# Computational Chemistry Modelling Redox Potentials [closed]

How could I accurately determine the Fe3+/Fe2+ redox potential in an aqueous solution? What would be a good computational model(s) for this?

• How good? It depends. How good is your voltage meter? see Nernst equation – MaxW Apr 19 at 19:28
• well this is not an electrochemistry question so im not using a voltmeter. Im using the Guassian 09 program. – Arqum Apr 19 at 20:05
• You have to calculate the free energy difference of the corresponding redox equation and that is it. You will have a smaller and bigger error, how you treat solvent effects and similar details. – Greg Apr 19 at 21:11
• What resources do you have for this? Your personal computer? If so, how powerful is it? – Raphaël Apr 19 at 22:29
• Why is this "off-topic"? – user1271772 Apr 20 at 1:30

Here is a non-electrolysis scenario that could be of interest. Add deoxygenated water to FeCl2 in a closed vessel filled with oxygen or air. Record the oxygen consumption.

Chemistry:

$$\ce{4 Fe(2+) + 2H2O + O2 (g) -> 4 Fe(3+) + 4 OH- }$$

The wet ferrous chloride should be presented in a fashion to maximize oxygen exposure from air.

[EDIT] I would also place the system (till the reaction is completed) under pressure to limit adjustments owing to the speed of oxygen assimilation.

To be clear, as apparently required by a comment, the purpose of this experiment, per my understanding of the Question, is to serve as a frame for real world validation of a sophisticated theoretical/computational based model.

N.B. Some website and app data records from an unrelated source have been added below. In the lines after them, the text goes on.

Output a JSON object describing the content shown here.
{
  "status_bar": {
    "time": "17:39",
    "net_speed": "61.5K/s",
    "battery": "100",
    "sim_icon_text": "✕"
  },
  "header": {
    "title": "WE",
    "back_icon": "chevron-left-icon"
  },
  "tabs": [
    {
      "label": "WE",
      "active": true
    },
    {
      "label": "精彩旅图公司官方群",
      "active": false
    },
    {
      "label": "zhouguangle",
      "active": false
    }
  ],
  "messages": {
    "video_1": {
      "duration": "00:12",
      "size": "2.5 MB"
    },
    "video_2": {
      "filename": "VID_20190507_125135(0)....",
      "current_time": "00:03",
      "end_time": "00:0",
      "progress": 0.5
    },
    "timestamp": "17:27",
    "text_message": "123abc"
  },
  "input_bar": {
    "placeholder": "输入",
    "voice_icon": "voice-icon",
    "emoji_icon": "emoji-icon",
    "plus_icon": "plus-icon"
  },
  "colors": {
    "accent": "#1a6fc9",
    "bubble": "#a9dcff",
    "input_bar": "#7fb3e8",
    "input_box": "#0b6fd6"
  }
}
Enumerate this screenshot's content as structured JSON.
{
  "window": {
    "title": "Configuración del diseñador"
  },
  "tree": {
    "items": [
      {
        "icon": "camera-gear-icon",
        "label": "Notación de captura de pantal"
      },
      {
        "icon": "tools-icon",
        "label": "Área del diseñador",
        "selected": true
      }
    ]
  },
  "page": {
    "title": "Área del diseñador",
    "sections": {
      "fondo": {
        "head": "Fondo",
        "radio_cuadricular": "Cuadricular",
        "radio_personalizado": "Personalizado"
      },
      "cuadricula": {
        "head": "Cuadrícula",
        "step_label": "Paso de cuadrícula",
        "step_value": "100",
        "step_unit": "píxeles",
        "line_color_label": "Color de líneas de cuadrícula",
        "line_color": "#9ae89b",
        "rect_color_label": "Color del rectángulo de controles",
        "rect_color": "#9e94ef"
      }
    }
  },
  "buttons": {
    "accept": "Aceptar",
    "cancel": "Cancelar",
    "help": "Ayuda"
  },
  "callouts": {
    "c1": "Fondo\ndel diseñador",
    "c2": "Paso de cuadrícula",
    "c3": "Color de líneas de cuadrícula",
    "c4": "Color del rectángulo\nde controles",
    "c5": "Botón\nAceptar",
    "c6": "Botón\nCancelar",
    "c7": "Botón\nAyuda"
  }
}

• Question is about computational methods, not wet chemistry – Andrew Apr 19 at 23:00
• Actually to quote a source: "A new Gaussian MCTDH program: Implementation and validation on the levels of the water and glycine molecules." So, as I understand it and the Question (perhaps needing more specificity), there is an underlying frame (aka a redox reaction) to serve as the basis for computations. Also, if purely theoretical, why is Arum asking non-computational chemists for help? If someone else has other suggested redox involving Fe2+/Fe3+ that are more simple than mine, I would like to review them (as would Arum, I suspect). Also note the word 'validation'! – AJKOER Apr 20 at 12:22
• Could someone sincerely explain how to accomplish validation (via measuring?) of a computational analysis without ever departing from the theoretical realm? My supposition is a 'real' world redox to examine, perhaps even mine? – AJKOER Apr 20 at 12:37
• In general, computational chemistry lags far behind experimental chemistry. There is already a wealth of experimental data regarding the Fe2+/Fe3+ couple. Initial validation of a computational model would simply be showing that it can recapitulate already known experimental results. – Andrew Apr 20 at 13:21